Reproduce all of the material, keeping each line intact.

◆ ◆ ◆ ◆

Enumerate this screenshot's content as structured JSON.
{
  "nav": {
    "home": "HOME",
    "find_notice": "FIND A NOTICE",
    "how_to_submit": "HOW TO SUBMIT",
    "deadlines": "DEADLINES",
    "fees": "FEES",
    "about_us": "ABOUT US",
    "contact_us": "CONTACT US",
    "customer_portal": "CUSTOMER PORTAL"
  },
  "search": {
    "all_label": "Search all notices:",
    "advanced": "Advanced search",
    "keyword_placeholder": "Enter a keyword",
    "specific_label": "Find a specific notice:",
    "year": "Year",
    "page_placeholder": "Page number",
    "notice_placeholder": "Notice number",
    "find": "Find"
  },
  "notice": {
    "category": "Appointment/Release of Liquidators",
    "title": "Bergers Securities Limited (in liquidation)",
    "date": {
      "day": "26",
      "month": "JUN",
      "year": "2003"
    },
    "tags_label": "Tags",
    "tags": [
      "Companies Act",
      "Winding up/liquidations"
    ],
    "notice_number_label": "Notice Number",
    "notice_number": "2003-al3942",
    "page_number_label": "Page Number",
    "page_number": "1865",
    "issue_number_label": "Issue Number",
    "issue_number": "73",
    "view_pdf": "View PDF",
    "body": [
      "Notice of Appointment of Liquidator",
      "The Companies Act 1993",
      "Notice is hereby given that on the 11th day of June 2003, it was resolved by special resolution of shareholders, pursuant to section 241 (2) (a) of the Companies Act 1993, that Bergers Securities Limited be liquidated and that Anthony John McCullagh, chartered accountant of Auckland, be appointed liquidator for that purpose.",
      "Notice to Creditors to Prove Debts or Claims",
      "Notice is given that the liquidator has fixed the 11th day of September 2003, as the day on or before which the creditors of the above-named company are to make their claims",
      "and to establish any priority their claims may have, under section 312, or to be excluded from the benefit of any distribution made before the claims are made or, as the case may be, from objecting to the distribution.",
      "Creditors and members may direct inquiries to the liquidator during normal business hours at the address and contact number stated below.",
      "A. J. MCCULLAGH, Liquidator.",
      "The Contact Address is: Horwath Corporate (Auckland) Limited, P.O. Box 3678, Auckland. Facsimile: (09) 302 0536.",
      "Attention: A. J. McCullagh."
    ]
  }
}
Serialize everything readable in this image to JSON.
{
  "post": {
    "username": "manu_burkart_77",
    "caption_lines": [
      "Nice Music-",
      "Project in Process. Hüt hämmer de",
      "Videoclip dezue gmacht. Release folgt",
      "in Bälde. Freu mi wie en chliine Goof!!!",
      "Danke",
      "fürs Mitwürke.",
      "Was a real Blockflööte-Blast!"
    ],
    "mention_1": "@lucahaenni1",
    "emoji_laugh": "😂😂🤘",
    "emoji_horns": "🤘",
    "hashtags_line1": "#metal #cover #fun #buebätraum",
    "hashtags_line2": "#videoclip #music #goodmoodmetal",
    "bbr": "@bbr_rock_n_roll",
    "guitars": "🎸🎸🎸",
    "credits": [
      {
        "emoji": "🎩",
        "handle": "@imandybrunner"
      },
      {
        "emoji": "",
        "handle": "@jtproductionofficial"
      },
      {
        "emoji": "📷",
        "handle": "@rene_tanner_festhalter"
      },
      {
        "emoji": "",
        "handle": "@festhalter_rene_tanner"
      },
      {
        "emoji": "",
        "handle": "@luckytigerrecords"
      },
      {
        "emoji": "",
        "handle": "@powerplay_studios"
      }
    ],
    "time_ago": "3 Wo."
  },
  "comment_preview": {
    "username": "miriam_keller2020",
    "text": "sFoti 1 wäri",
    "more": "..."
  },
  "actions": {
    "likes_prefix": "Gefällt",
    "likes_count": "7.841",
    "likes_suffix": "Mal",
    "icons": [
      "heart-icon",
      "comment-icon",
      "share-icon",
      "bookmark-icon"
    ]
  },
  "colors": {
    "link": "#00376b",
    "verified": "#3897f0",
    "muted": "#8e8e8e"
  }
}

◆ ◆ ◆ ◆

▶ SOLUTION TO THE EXERCISE
Enumerate this screenshot's content as structured JSON.
{
  "nav": {
    "home": "HOME",
    "find_notice": "FIND A NOTICE",
    "how_to_submit": "HOW TO SUBMIT",
    "deadlines": "DEADLINES",
    "fees": "FEES",
    "about_us": "ABOUT US",
    "contact_us": "CONTACT US",
    "customer_portal": "CUSTOMER PORTAL"
  },
  "search": {
    "all_label": "Search all notices:",
    "advanced": "Advanced search",
    "keyword_placeholder": "Enter a keyword",
    "specific_label": "Find a specific notice:",
    "year": "Year",
    "page_placeholder": "Page number",
    "notice_placeholder": "Notice number",
    "find": "Find"
  },
  "notice": {
    "category": "Appointment/Release of Liquidators",
    "title": "Bergers Securities Limited (in liquidation)",
    "date": {
      "day": "26",
      "month": "JUN",
      "year": "2003"
    },
    "tags_label": "Tags",
    "tags": [
      "Companies Act",
      "Winding up/liquidations"
    ],
    "notice_number_label": "Notice Number",
    "notice_number": "2003-al3942",
    "page_number_label": "Page Number",
    "page_number": "1865",
    "issue_number_label": "Issue Number",
    "issue_number": "73",
    "view_pdf": "View PDF",
    "body": [
      "Notice of Appointment of Liquidator",
      "The Companies Act 1993",
      "Notice is hereby given that on the 11th day of June 2003, it was resolved by special resolution of shareholders, pursuant to section 241 (2) (a) of the Companies Act 1993, that Bergers Securities Limited be liquidated and that Anthony John McCullagh, chartered accountant of Auckland, be appointed liquidator for that purpose.",
      "Notice to Creditors to Prove Debts or Claims",
      "Notice is given that the liquidator has fixed the 11th day of September 2003, as the day on or before which the creditors of the above-named company are to make their claims",
      "and to establish any priority their claims may have, under section 312, or to be excluded from the benefit of any distribution made before the claims are made or, as the case may be, from objecting to the distribution.",
      "Creditors and members may direct inquiries to the liquidator during normal business hours at the address and contact number stated below.",
      "A. J. MCCULLAGH, Liquidator.",
      "The Contact Address is: Horwath Corporate (Auckland) Limited, P.O. Box 3678, Auckland. Facsimile: (09) 302 0536.",
      "Attention: A. J. McCullagh."
    ]
  }
}
Serialize everything readable in this image to JSON.
{
  "post": {
    "username": "manu_burkart_77",
    "caption_lines": [
      "Nice Music-",
      "Project in Process. Hüt hämmer de",
      "Videoclip dezue gmacht. Release folgt",
      "in Bälde. Freu mi wie en chliine Goof!!!",
      "Danke",
      "fürs Mitwürke.",
      "Was a real Blockflööte-Blast!"
    ],
    "mention_1": "@lucahaenni1",
    "emoji_laugh": "😂😂🤘",
    "emoji_horns": "🤘",
    "hashtags_line1": "#metal #cover #fun #buebätraum",
    "hashtags_line2": "#videoclip #music #goodmoodmetal",
    "bbr": "@bbr_rock_n_roll",
    "guitars": "🎸🎸🎸",
    "credits": [
      {
        "emoji": "🎩",
        "handle": "@imandybrunner"
      },
      {
        "emoji": "",
        "handle": "@jtproductionofficial"
      },
      {
        "emoji": "📷",
        "handle": "@rene_tanner_festhalter"
      },
      {
        "emoji": "",
        "handle": "@festhalter_rene_tanner"
      },
      {
        "emoji": "",
        "handle": "@luckytigerrecords"
      },
      {
        "emoji": "",
        "handle": "@powerplay_studios"
      }
    ],
    "time_ago": "3 Wo."
  },
  "comment_preview": {
    "username": "miriam_keller2020",
    "text": "sFoti 1 wäri",
    "more": "..."
  },
  "actions": {
    "likes_prefix": "Gefällt",
    "likes_count": "7.841",
    "likes_suffix": "Mal",
    "icons": [
      "heart-icon",
      "comment-icon",
      "share-icon",
      "bookmark-icon"
    ]
  },
  "colors": {
    "link": "#00376b",
    "verified": "#3897f0",
    "muted": "#8e8e8e"
  }
}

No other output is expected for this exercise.